Natural gas-fired plants dominated 2018 new generating capacity, renewables set to rebound in 2019
Energize Weekly, January 16, 2019
New natural gas-fired generation capacity in 2018 accounted for nearly three-quarters of the total 24,808 megawatts (MW) installed for the year—and was double the amount of gas-fired capacity installed in 2017, according to S&P Global Market Intelligence data.
The 18,550 MW of natural gas-fired capacity more than offset the 16,900 MW of coal-fired plants that were retired in 2018.
In 2017, 9,837 MW of gas-fired capacity was added, about half the total 19,367 MW of new generation that was added for the year.
Renewable energy installations are projected to bounce back in 2019 and account for 64 percent of the 23,700 MW of capacity additions for the year, according to the federal Energy Information Administration (EIA).
In 2018, more than half the new gas-fired plants—10,500 MW—were in the PJM Interconnection’s mid-Atlantic region. PJM, the nation’s largest grid operator and wholesale market, has seen both coal-fired plants and nuclear plants close or announce plans for closure. Most of the additions were large gas-fired plants.
Dominion Energy Inc., for example, opened the 1,588-MW Greensville Power Station, owned by its regulated utility, Virginia Electric and Power Co.
In Snyder County, Pa., Panda Power and Corona Power opened the 1,124-MW Panda Hummel Station, and Moxie Freedom put a 1,050-MW plant, owned by private equity investors, into service in Luzerne County, Pa.
The Old Dominion Electric Cooperative opened its 1,114-MW Wildcat Point in Cecil County, Md.
Two of the largest utility-owned plants, outside wholesale markets, going into service in 2018 were Duke Energy Corp.’s 1,640-MW Crystal River plant in Florida and the Tennessee Valley Authority’s 1,132-MW Allen plant, which replaced a nearly 60-year-old coal-fired plant that was shuttered.
Smaller natural gas-fired additions were made on the grids in Texas, New England, New York and the Midcontinent Independent System Operator (MISO), which runs a wholesale market covering all or parts of 15 states in the central U.S. and one Canadian province.

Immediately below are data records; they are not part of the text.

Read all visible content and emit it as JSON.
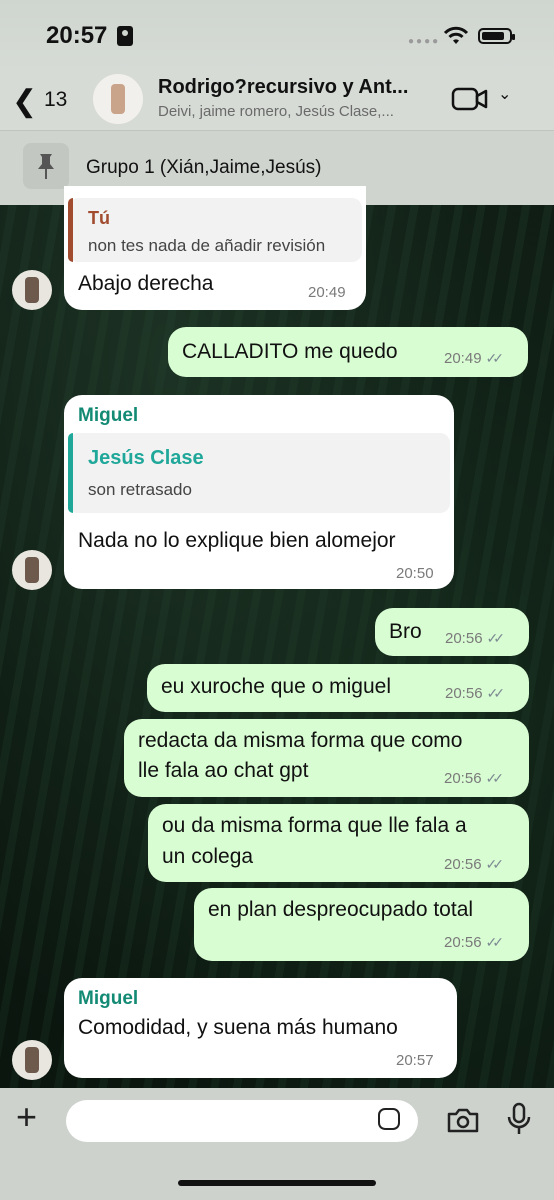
{
  "status": {
    "time": "20:57"
  },
  "header": {
    "back_count": "13",
    "title": "Rodrigo?recursivo y Ant...",
    "subtitle": "Deivi, jaime romero, Jesús Clase,..."
  },
  "pinned": {
    "text": "Grupo 1 (Xián,Jaime,Jesús)"
  },
  "messages": [
    {
      "dir": "in",
      "reply_sender": "Tú",
      "reply_text": "non tes nada de añadir revisión",
      "text": "Abajo derecha",
      "time": "20:49"
    },
    {
      "dir": "out",
      "text": "CALLADITO me quedo",
      "time": "20:49"
    },
    {
      "dir": "in",
      "sender": "Miguel",
      "reply_sender": "Jesús Clase",
      "reply_text": "son retrasado",
      "text": "Nada no lo explique bien alomejor",
      "time": "20:50"
    },
    {
      "dir": "out",
      "text": "Bro",
      "time": "20:56"
    },
    {
      "dir": "out",
      "text": "eu xuroche que o miguel",
      "time": "20:56"
    },
    {
      "dir": "out",
      "line1": "redacta da misma forma que como",
      "line2": "lle fala ao chat gpt",
      "time": "20:56"
    },
    {
      "dir": "out",
      "line1": "ou da misma forma que lle fala a",
      "line2": "un colega",
      "time": "20:56"
    },
    {
      "dir": "out",
      "text": "en plan despreocupado total",
      "time": "20:56"
    },
    {
      "dir": "in",
      "sender": "Miguel",
      "text": "Comodidad, y suena más humano",
      "time": "20:57"
    }
  ],
  "composer": {
    "placeholder": ""
  },
  "colors": {
    "sender_green": "#138a74",
    "out_bubble": "#d9fdd3",
    "in_bubble": "#ffffff",
    "reply_red": "#a14b2f",
    "reply_teal": "#1fa89a"
  }
}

A U.S. affiliate of Japan’s Osaka Gas Co. Ltd. is the largest single owner of the 805-MW Towantic Energy Center in Connecticut, which is in the market of ISO-New England.
Overall, wind and solar capacity additions were down in 2018 compared to 2017. About 3,081 MW of wind capacity was added, a 38 percent drop year-on-year.

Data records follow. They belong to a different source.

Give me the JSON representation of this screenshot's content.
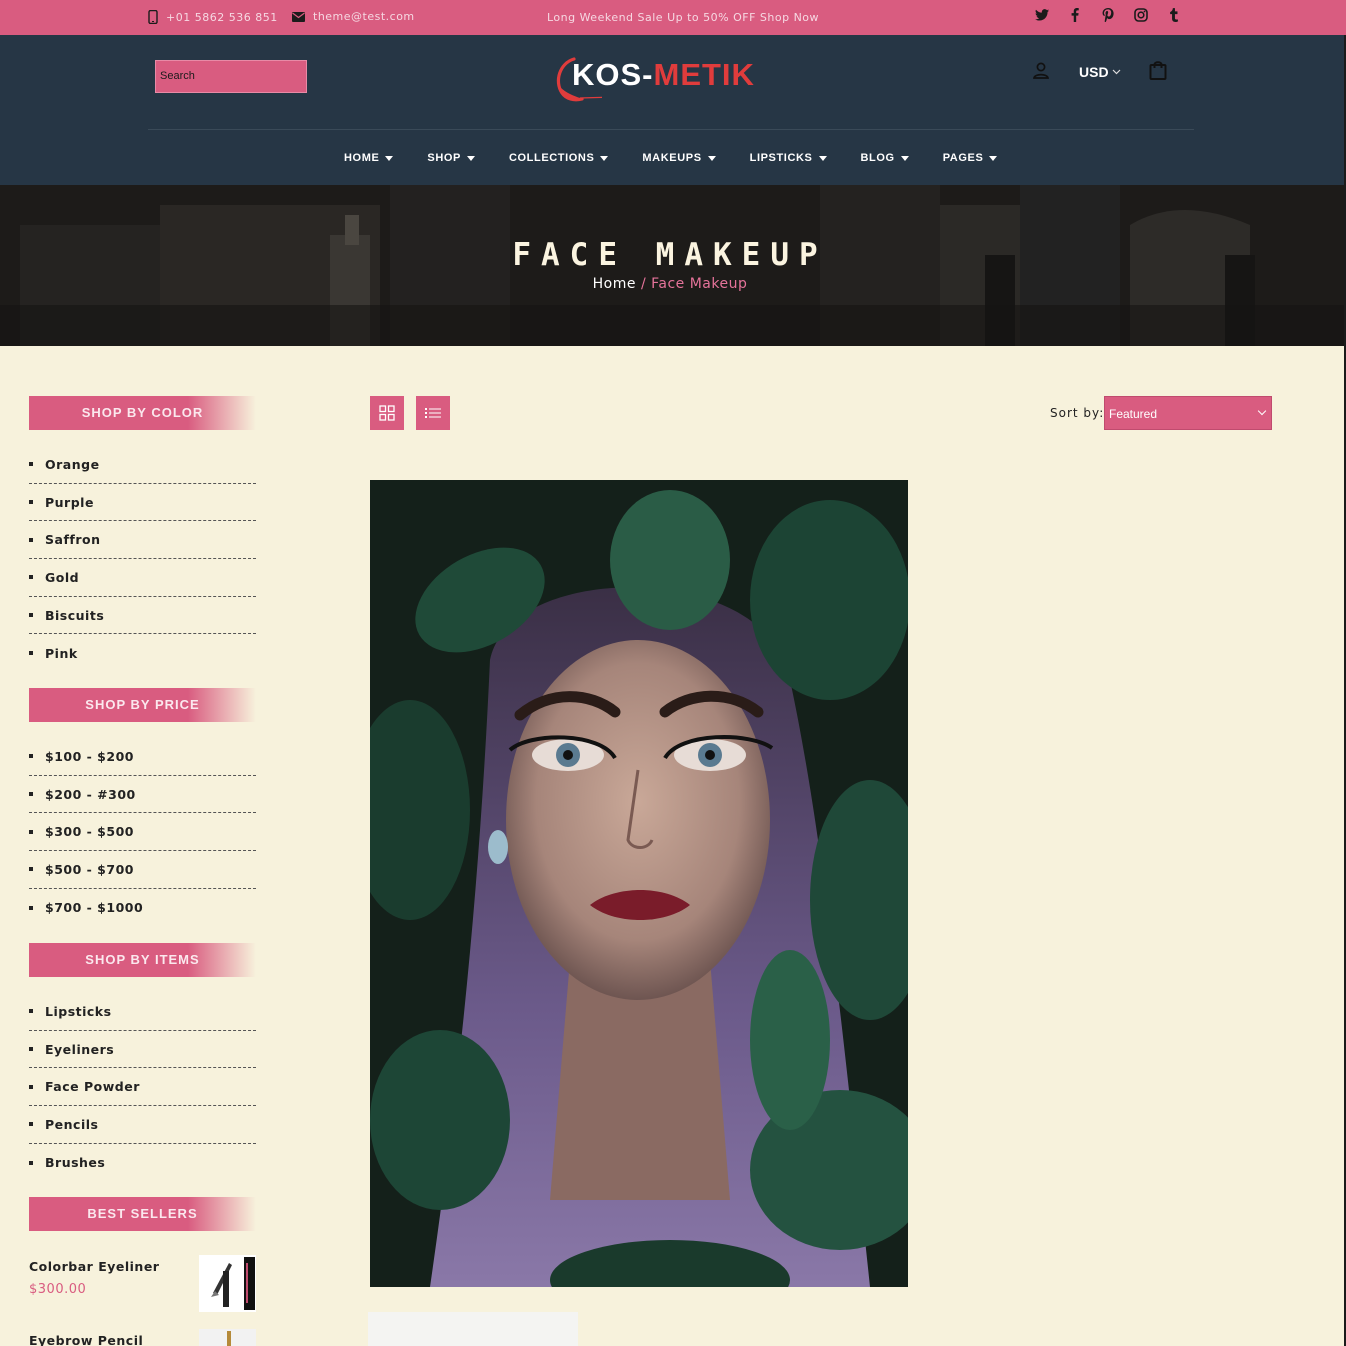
{
  "topbar": {
    "phone": "+01 5862 536 851",
    "email": "theme@test.com",
    "promo": "Long Weekend Sale Up to 50% OFF Shop Now",
    "social": [
      "twitter-icon",
      "facebook-icon",
      "pinterest-icon",
      "instagram-icon",
      "tumblr-icon"
    ]
  },
  "header": {
    "search_placeholder": "Search",
    "logo_main": "KOS-",
    "logo_accent": "METIK",
    "currency": "USD",
    "nav": [
      "HOME",
      "SHOP",
      "COLLECTIONS",
      "MAKEUPS",
      "LIPSTICKS",
      "BLOG",
      "PAGES"
    ]
  },
  "banner": {
    "title": "FACE MAKEUP",
    "crumb_home": "Home",
    "crumb_sep": "/",
    "crumb_current": "Face Makeup"
  },
  "sidebar": {
    "color": {
      "title": "SHOP BY COLOR",
      "items": [
        "Orange",
        "Purple",
        "Saffron",
        "Gold",
        "Biscuits",
        "Pink"
      ]
    },
    "price": {
      "title": "SHOP BY PRICE",
      "items": [
        "$100 - $200",
        "$200 - #300",
        "$300 - $500",
        "$500 - $700",
        "$700 - $1000"
      ]
    },
    "items": {
      "title": "SHOP BY ITEMS",
      "items": [
        "Lipsticks",
        "Eyeliners",
        "Face Powder",
        "Pencils",
        "Brushes"
      ]
    },
    "best_sellers": {
      "title": "BEST SELLERS",
      "products": [
        {
          "name": "Colorbar Eyeliner",
          "price": "$300.00"
        },
        {
          "name": "Eyebrow Pencil",
          "price": ""
        }
      ]
    }
  },
  "toolbar": {
    "sort_label": "Sort by:",
    "sort_value": "Featured"
  },
  "colors": {
    "accent": "#d95c80",
    "header_bg": "#263645",
    "page_bg": "#f7f2dc"
  }
}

Texas’s ERCOT market added the most wind, 1,080 MW, followed by the Southwest Power Pool with 580 MW. Outside of the wholesale markets, 705 MW was built.
For 2019, a total of 10,900 MW of wind projects are slated to come online, according to EIA. Most will go into service at the end of the year.
“The solar industry took a hit when the Trump administration issued tariffs in January 2018 on imports of solar cells and panels,” S&P Global said. “About 2,888 MW of solar was built in 2018, down from 3,964 MW added in 2017.”
In 2019, 4,300 MW of new solar photovoltaic capacity is set to be built, with nearly half of the installations in Texas, California and North Carolina, the EIA said.